An official website of the United States government.

We've made some changes to EPA.gov. If the information you are looking for is not here, you may be able to find it on the EPA Web Archive or the January 19, 2017 Web Snapshot.

Radiation Protection

Environmental Radiation Protection Standards for Management and Disposal of Spent Nuclear Fuel and Transuranic Radioactive Wastes (40 CFR Part 191)

Rule Summary

This regulation sets environmental standards for public protection from the management and disposal of spent nuclear fuelHelpspent nuclear fuelFuel that has been withdrawn from a nuclear reactor after use. It is still highly radioactive., high-level radioactive wastesHelphigh-level radioactive wasteHighly radioactive materials produced as a byproduct inside nuclear reactors. Other highly radioactive materials can be designated as high-level waste, if they require permanent isolation. and wastes that contain elements with atomic numbers higher than uranium (transuranicHelptransuranicElements with atomic numbers higher than uranium (92). For example, plutonium and americium are transuranics. wastes). The standards apply to the management and storage of these materials at any facility regulated by the U.S. Nuclear Regulatory Commission (NRC) or its Agreement States that is not subject to 40 CFR Part 190. They also apply to the management and storage of these materials at facilities operated by the U.S. Department of Energy (DOE) and not regulated by NRC or its Agreement States (with the exception of the proposed Yucca Mountain facility).

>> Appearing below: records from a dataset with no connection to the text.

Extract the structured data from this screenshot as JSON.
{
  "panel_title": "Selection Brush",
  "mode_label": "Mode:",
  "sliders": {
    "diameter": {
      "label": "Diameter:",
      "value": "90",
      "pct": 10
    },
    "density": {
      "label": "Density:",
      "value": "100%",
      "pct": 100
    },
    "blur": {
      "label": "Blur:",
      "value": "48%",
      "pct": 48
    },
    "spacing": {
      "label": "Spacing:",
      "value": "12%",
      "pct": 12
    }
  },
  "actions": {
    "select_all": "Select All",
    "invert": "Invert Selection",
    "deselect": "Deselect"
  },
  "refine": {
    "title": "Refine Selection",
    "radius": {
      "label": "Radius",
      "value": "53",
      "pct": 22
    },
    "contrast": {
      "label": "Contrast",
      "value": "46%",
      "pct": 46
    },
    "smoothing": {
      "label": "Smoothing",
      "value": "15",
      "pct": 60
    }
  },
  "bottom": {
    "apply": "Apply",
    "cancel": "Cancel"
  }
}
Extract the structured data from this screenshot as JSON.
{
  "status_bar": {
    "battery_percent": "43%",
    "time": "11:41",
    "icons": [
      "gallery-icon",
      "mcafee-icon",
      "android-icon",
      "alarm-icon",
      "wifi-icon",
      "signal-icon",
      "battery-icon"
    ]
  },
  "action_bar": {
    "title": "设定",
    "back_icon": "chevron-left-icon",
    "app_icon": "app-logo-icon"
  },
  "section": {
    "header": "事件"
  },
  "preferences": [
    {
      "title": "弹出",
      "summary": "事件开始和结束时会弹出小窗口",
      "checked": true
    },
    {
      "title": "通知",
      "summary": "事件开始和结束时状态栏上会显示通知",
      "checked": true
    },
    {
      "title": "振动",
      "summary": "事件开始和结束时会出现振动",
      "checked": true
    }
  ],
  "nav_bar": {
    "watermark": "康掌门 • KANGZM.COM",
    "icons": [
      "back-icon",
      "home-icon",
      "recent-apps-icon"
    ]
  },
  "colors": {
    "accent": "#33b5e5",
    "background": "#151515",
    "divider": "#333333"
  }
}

Subpart A limits the radiation exposure of members of the public from the management of spent nuclear fuel and radioactive waste prior to its disposal. 

Subpart B sets containment requirements for disposal systems, which limit the amount of radioactivityHelpradioactivityThe emission of ionizing radiation released by a source in a given time period. The units used to measure radioactivity are curie (Ci) and becquerel (Bq). that may enter the environment for 10,000 years after facility closure. Subpart B also sets individual protection requirements which limit the amount of radiation to which an individual can be exposed from an undisturbed repository. 

Subpart C includes ground water protection requirements that for 10,000 years after waste disposal, contamination in off-site underground sources of drinking water will not exceed the maximum contaminant level for radionuclides established by the EPA under the Safe Drinking Water Act.

Rule History

EPA originally promulgated these standards in 1985. The final rule was reissued in 1993 with updated individual  and groundwater protection requirements. The complete rule history is described in the Preamble to the final rule published in the Federal Register on December 20, 1993. View the full text of the final rule.